App and web page records:
+===+

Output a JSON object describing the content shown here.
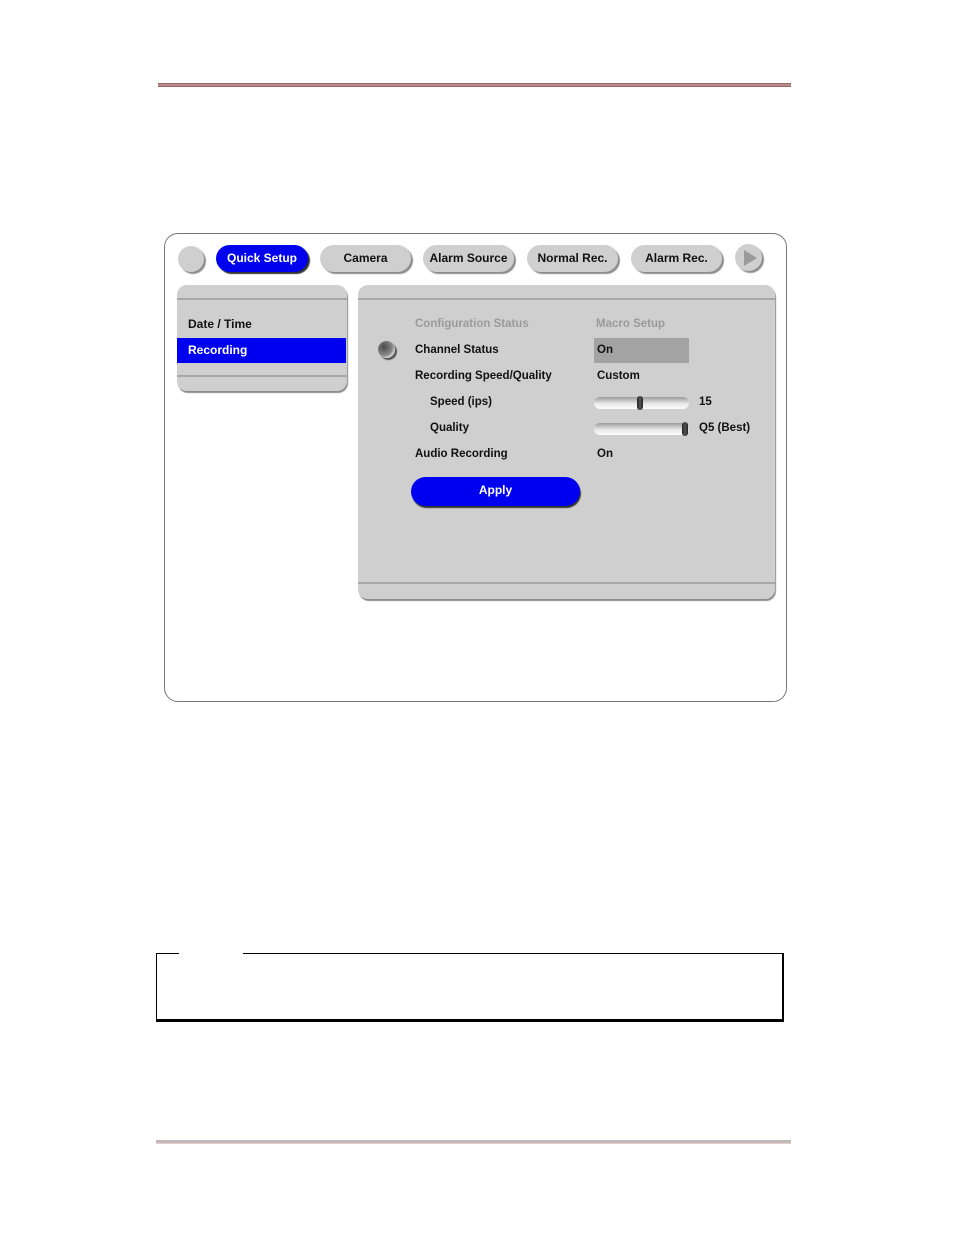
{
  "tabs": [
    {
      "label": "Quick Setup",
      "active": true
    },
    {
      "label": "Camera",
      "active": false
    },
    {
      "label": "Alarm Source",
      "active": false
    },
    {
      "label": "Normal Rec.",
      "active": false
    },
    {
      "label": "Alarm Rec.",
      "active": false
    }
  ],
  "nav": {
    "prev_icon": "blank-circle-icon",
    "next_icon": "play-arrow-icon"
  },
  "sidebar": {
    "items": [
      {
        "label": "Date / Time",
        "selected": false
      },
      {
        "label": "Recording",
        "selected": true
      }
    ]
  },
  "settings": {
    "header_left": "Configuration Status",
    "header_right": "Macro Setup",
    "rows": [
      {
        "label": "Channel Status",
        "value": "On"
      },
      {
        "label": "Recording Speed/Quality",
        "value": "Custom"
      },
      {
        "label": "Speed (ips)",
        "value": "15",
        "slider_fraction": 0.48
      },
      {
        "label": "Quality",
        "value": "Q5 (Best)",
        "slider_fraction": 1.0
      },
      {
        "label": "Audio Recording",
        "value": "On"
      }
    ],
    "apply_label": "Apply"
  },
  "colors": {
    "accent": "#0000f0",
    "panel": "#cfcfcf",
    "header_rule": "#a87575"
  }
}
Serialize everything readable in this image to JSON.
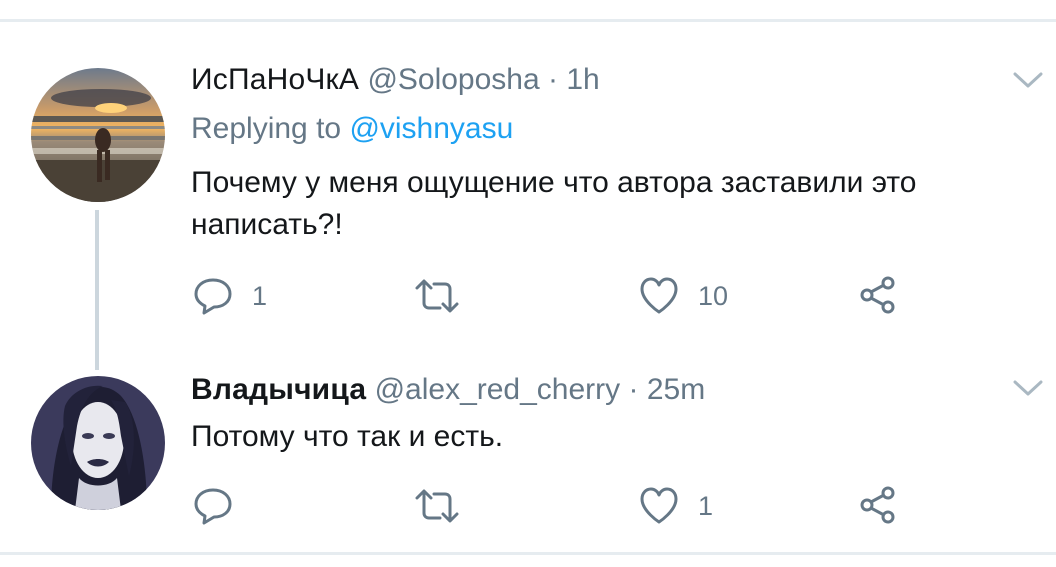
{
  "tweets": [
    {
      "name": "ИсПаНоЧкА",
      "handle": "@Soloposha",
      "separator": "·",
      "time": "1h",
      "reply_prefix": "Replying to",
      "reply_mention": "@vishnyasu",
      "text_line1": "Почему у меня ощущение что автора заставили это",
      "text_line2": "написать?!",
      "reply_count": "1",
      "like_count": "10",
      "avatar": "beach-sunset-photo"
    },
    {
      "name": "Владычица",
      "handle": "@alex_red_cherry",
      "separator": "·",
      "time": "25m",
      "text_line1": "Потому что так и есть.",
      "like_count": "1",
      "avatar": "pale-woman-illustration"
    }
  ],
  "icons": {
    "reply": "reply-bubble-icon",
    "retweet": "retweet-icon",
    "like": "heart-icon",
    "share": "share-icon",
    "menu": "chevron-down-icon"
  },
  "colors": {
    "text": "#14171a",
    "secondary": "#657786",
    "link": "#1da1f2",
    "divider": "#e6ecf0",
    "thread": "#ccd6dd"
  }
}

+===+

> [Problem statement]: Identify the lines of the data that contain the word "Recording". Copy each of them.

> [Answer to this exercise]:
        "label": "Recording",
        "label": "Recording Speed/Quality",
        "label": "Audio Recording",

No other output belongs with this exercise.